→ **TASK TO CARRY OUT**
Give only a number in reply. It should be how many lines in the records contain the string "JSON".

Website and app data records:
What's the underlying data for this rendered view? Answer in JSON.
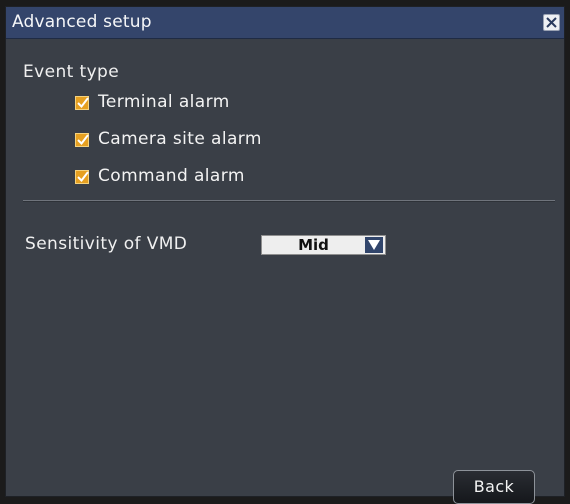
{
  "window": {
    "title": "Advanced setup",
    "close_icon": "close-icon"
  },
  "event_type": {
    "label": "Event type",
    "items": [
      {
        "label": "Terminal alarm",
        "checked": true
      },
      {
        "label": "Camera site alarm",
        "checked": true
      },
      {
        "label": "Command alarm",
        "checked": true
      }
    ]
  },
  "vmd": {
    "label": "Sensitivity of VMD",
    "selected": "Mid",
    "arrow_icon": "triangle-down-icon"
  },
  "buttons": {
    "back": "Back"
  },
  "colors": {
    "panel": "#3a3f47",
    "titlebar": "#34456b",
    "checkbox": "#e6a021"
  }
}
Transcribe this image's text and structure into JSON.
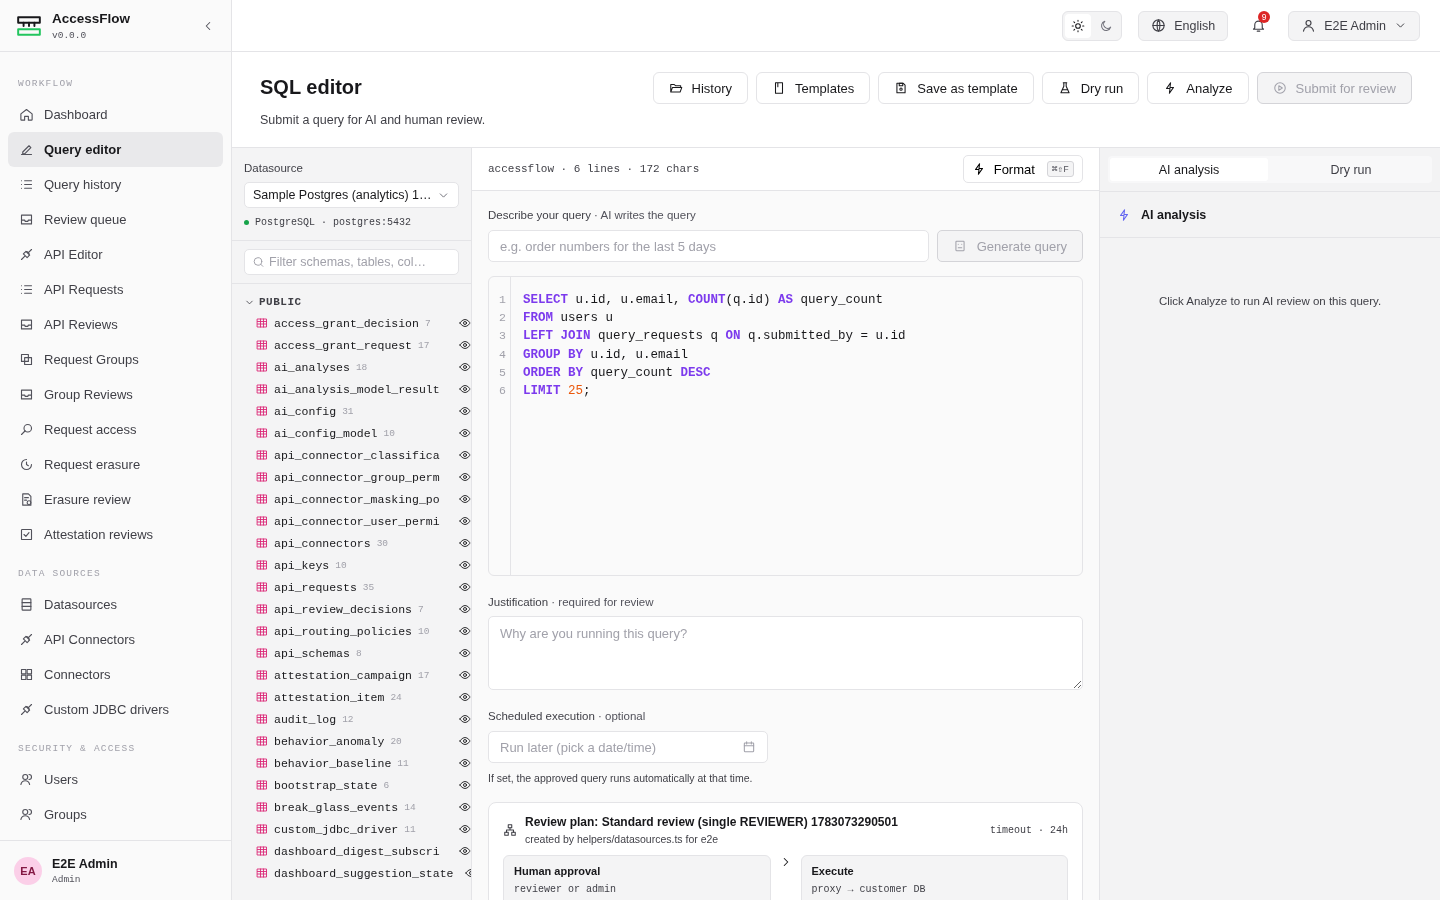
{
  "app": {
    "name": "AccessFlow",
    "version": "v0.0.0"
  },
  "sidebar": {
    "sections": [
      {
        "title": "WORKFLOW",
        "items": [
          {
            "label": "Dashboard",
            "selected": false
          },
          {
            "label": "Query editor",
            "selected": true
          },
          {
            "label": "Query history",
            "selected": false
          },
          {
            "label": "Review queue",
            "selected": false
          },
          {
            "label": "API Editor",
            "selected": false
          },
          {
            "label": "API Requests",
            "selected": false
          },
          {
            "label": "API Reviews",
            "selected": false
          },
          {
            "label": "Request Groups",
            "selected": false
          },
          {
            "label": "Group Reviews",
            "selected": false
          },
          {
            "label": "Request access",
            "selected": false
          },
          {
            "label": "Request erasure",
            "selected": false
          },
          {
            "label": "Erasure review",
            "selected": false
          },
          {
            "label": "Attestation reviews",
            "selected": false
          }
        ]
      },
      {
        "title": "DATA SOURCES",
        "items": [
          {
            "label": "Datasources",
            "selected": false
          },
          {
            "label": "API Connectors",
            "selected": false
          },
          {
            "label": "Connectors",
            "selected": false
          },
          {
            "label": "Custom JDBC drivers",
            "selected": false
          }
        ]
      },
      {
        "title": "SECURITY & ACCESS",
        "items": [
          {
            "label": "Users",
            "selected": false
          },
          {
            "label": "Groups",
            "selected": false
          }
        ]
      }
    ],
    "user": {
      "initials": "EA",
      "name": "E2E Admin",
      "role": "Admin"
    }
  },
  "topbar": {
    "theme": [
      {
        "selected": true
      },
      {
        "selected": false
      }
    ],
    "language": "English",
    "notifications": "9",
    "account": "E2E Admin"
  },
  "page": {
    "title": "SQL editor",
    "subtitle": "Submit a query for AI and human review.",
    "actions": [
      {
        "label": "History",
        "disabled": false
      },
      {
        "label": "Templates",
        "disabled": false
      },
      {
        "label": "Save as template",
        "disabled": false
      },
      {
        "label": "Dry run",
        "disabled": false
      },
      {
        "label": "Analyze",
        "disabled": false
      },
      {
        "label": "Submit for review",
        "disabled": true
      }
    ]
  },
  "schema_panel": {
    "datasource_label": "Datasource",
    "datasource_value": "Sample Postgres (analytics) 1…",
    "connection": "PostgreSQL · postgres:5432",
    "filter_placeholder": "Filter schemas, tables, col…",
    "schema": {
      "name": "PUBLIC",
      "expanded": true,
      "tables": [
        {
          "name": "access_grant_decision",
          "count": "7"
        },
        {
          "name": "access_grant_request",
          "count": "17"
        },
        {
          "name": "ai_analyses",
          "count": "18"
        },
        {
          "name": "ai_analysis_model_result"
        },
        {
          "name": "ai_config",
          "count": "31"
        },
        {
          "name": "ai_config_model",
          "count": "10"
        },
        {
          "name": "api_connector_classifica"
        },
        {
          "name": "api_connector_group_perm"
        },
        {
          "name": "api_connector_masking_po"
        },
        {
          "name": "api_connector_user_permi"
        },
        {
          "name": "api_connectors",
          "count": "30"
        },
        {
          "name": "api_keys",
          "count": "10"
        },
        {
          "name": "api_requests",
          "count": "35"
        },
        {
          "name": "api_review_decisions",
          "count": "7"
        },
        {
          "name": "api_routing_policies",
          "count": "10"
        },
        {
          "name": "api_schemas",
          "count": "8"
        },
        {
          "name": "attestation_campaign",
          "count": "17"
        },
        {
          "name": "attestation_item",
          "count": "24"
        },
        {
          "name": "audit_log",
          "count": "12"
        },
        {
          "name": "behavior_anomaly",
          "count": "20"
        },
        {
          "name": "behavior_baseline",
          "count": "11"
        },
        {
          "name": "bootstrap_state",
          "count": "6"
        },
        {
          "name": "break_glass_events",
          "count": "14"
        },
        {
          "name": "custom_jdbc_driver",
          "count": "11"
        },
        {
          "name": "dashboard_digest_subscri"
        },
        {
          "name": "dashboard_suggestion_state"
        }
      ]
    }
  },
  "editor": {
    "meta": "accessflow · 6 lines · 172 chars",
    "format_label": "Format",
    "format_shortcut": "⌘⇧F",
    "prompt_label": "**Describe your query** · AI writes the query",
    "prompt_placeholder": "e.g. order numbers for the last 5 days",
    "generate_label": "Generate query",
    "generate_disabled": true,
    "code": [
      {
        "number": "1",
        "tokens": [
          {
            "kind": "keyword",
            "text": "SELECT"
          },
          {
            "kind": "plain",
            "text": " u.id, u.email, "
          },
          {
            "kind": "keyword",
            "text": "COUNT"
          },
          {
            "kind": "plain",
            "text": "(q.id) "
          },
          {
            "kind": "keyword",
            "text": "AS"
          },
          {
            "kind": "plain",
            "text": " query_count"
          }
        ]
      },
      {
        "number": "2",
        "tokens": [
          {
            "kind": "keyword",
            "text": "FROM"
          },
          {
            "kind": "plain",
            "text": " users u"
          }
        ]
      },
      {
        "number": "3",
        "tokens": [
          {
            "kind": "keyword",
            "text": "LEFT JOIN"
          },
          {
            "kind": "plain",
            "text": " query_requests q "
          },
          {
            "kind": "keyword",
            "text": "ON"
          },
          {
            "kind": "plain",
            "text": " q.submitted_by = u.id"
          }
        ]
      },
      {
        "number": "4",
        "tokens": [
          {
            "kind": "keyword",
            "text": "GROUP BY"
          },
          {
            "kind": "plain",
            "text": " u.id, u.email"
          }
        ]
      },
      {
        "number": "5",
        "tokens": [
          {
            "kind": "keyword",
            "text": "ORDER BY"
          },
          {
            "kind": "plain",
            "text": " query_count "
          },
          {
            "kind": "keyword",
            "text": "DESC"
          }
        ]
      },
      {
        "number": "6",
        "tokens": [
          {
            "kind": "keyword",
            "text": "LIMIT "
          },
          {
            "kind": "number",
            "text": "25"
          },
          {
            "kind": "plain",
            "text": ";"
          }
        ]
      }
    ],
    "justification_label": "**Justification** · required for review",
    "justification_placeholder": "Why are you running this query?",
    "schedule_label": "**Scheduled execution** · optional",
    "schedule_placeholder": "Run later (pick a date/time)",
    "schedule_help": "If set, the approved query runs automatically at that time.",
    "review_plan": {
      "title": "Review plan: Standard review (single REVIEWER) 1783073290501",
      "subtitle": "created by helpers/datasources.ts for e2e",
      "timeout": "timeout · 24h",
      "steps": [
        {
          "title": "Human approval",
          "detail": "reviewer or admin"
        },
        {
          "title": "Execute",
          "detail": "proxy → customer DB"
        }
      ]
    }
  },
  "right_panel": {
    "tabs": [
      {
        "label": "AI analysis",
        "selected": true
      },
      {
        "label": "Dry run",
        "selected": false
      }
    ],
    "heading": "AI analysis",
    "empty_message": "Click Analyze to run AI review on this query."
  }
}
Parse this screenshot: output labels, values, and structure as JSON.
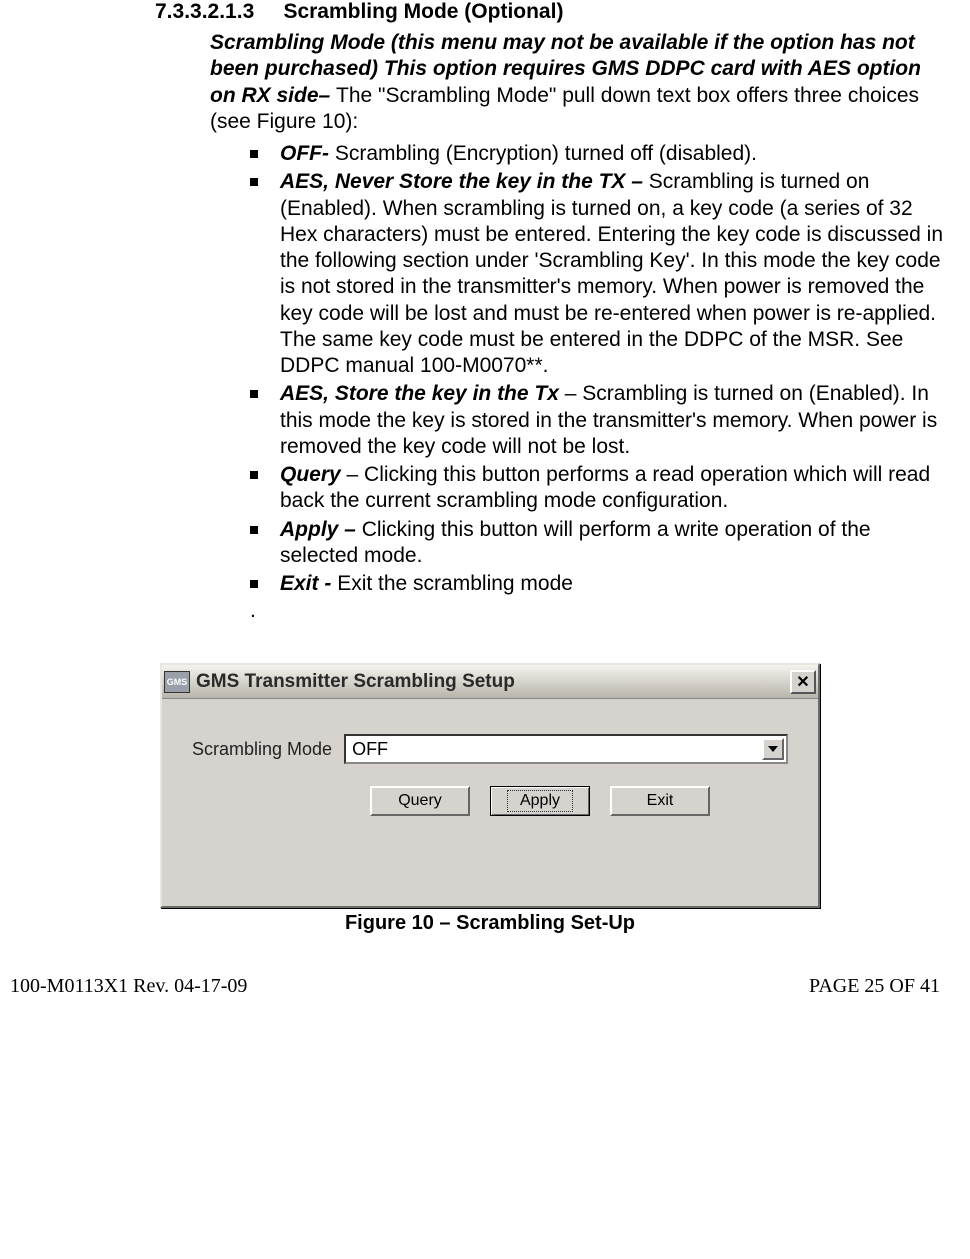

→ **SOLVED EXERCISE**
3